NEW YORK, August 30, 2013 — If state performance funding systems are any example, the Obama administration should proceed cautiously with any plan to impose a federal system of performance funding on the country’s colleges and universities.

“Thus far, there is little evidence that performance funding improves student success,” says Kevin Dougherty, a senior research associate at the Community College Research Center (CCRC), Teachers College, Columbia University. “It remains very much in the experimental stage.”

Two new CCRC reports authored by Dougherty have found that in states where funding for public colleges and universities is tied to student performance, colleges struggle to pinpoint the causes of poor student outcomes, develop and implement meaningful solutions, and track whether the solutions are improving student success. Additionally, performance funding has the potential to produce strong negative side effects, such as lowered standards, decreased access for at-risk students, and a weakened faculty voice.

The Obama plan cites Ohio, Indiana, and Tennessee as models of innovation to be emulated by the rest of the country. These states have all implemented performance funding systems that tie up to 90 percent of state funding to student success measures.

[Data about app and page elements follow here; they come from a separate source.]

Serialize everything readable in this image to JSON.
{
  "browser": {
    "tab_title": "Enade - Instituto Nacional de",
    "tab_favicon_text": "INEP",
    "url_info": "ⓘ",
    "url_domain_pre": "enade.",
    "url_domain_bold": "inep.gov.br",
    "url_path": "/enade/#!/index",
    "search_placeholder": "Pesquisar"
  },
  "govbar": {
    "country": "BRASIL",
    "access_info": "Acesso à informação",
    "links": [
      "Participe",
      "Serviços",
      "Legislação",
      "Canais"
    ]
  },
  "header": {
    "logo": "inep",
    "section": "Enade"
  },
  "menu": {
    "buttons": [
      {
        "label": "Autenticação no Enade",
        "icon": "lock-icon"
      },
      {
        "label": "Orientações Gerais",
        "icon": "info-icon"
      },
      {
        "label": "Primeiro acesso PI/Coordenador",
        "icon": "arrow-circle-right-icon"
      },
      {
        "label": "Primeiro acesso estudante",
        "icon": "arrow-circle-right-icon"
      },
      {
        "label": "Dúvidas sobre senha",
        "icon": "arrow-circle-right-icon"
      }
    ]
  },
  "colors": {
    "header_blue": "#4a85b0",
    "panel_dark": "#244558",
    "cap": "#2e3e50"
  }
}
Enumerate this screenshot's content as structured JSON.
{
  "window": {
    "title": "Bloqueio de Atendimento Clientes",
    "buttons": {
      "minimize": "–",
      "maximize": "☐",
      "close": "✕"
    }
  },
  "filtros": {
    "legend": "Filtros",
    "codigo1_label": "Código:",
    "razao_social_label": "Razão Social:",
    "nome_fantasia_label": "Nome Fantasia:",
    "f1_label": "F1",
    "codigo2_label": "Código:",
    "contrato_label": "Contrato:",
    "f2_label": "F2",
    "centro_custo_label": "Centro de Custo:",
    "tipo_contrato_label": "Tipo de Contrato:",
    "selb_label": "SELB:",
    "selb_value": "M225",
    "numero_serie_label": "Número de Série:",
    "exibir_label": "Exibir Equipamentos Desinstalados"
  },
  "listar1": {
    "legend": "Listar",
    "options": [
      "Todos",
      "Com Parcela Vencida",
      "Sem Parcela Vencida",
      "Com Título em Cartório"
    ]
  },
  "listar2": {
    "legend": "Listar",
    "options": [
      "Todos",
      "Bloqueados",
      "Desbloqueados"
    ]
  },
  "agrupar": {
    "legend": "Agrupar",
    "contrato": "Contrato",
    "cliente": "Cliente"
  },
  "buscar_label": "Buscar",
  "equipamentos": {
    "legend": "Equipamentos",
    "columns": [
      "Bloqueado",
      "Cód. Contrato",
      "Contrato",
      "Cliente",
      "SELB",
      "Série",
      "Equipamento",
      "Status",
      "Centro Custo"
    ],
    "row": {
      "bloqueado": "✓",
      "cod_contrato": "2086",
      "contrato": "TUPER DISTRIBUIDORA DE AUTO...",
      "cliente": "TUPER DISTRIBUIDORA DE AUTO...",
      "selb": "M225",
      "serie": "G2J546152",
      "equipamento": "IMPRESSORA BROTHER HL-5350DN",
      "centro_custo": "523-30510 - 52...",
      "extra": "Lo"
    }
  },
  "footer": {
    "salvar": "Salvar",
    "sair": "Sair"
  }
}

It is widely expected if the Race to the Top for Higher Education competition goes into effect, the administration will favor state proposals that include a performance funding component.

Performance funding systems tend to have buy-in from state colleges, the reports find, but they frequently run into unanticipated obstacles.

“State policymakers tend to assume that if there is enough money on the table, schools will figure out how to get retention and graduation numbers up,” Dougherty says. “But colleges need strong research capacity to figure out where the problems are and to implement evidence-based solutions. Absent greater state and federal support to help colleges engage in effective organizational learning, there is the danger that institutions will feel compelled to resort to tactics like ramping down recruitment of at-risk students or lowering classroom standards.”

If the administration pushes states strongly to develop performance funding, they need to give them more guidance and resources, Dougherty advises. “In particular, they should favor plans that include increased funding and training for institutional researchers and faculty; financial incentives for enrolling at-risk students; and systems to track whether colleges are keeping up academic standards.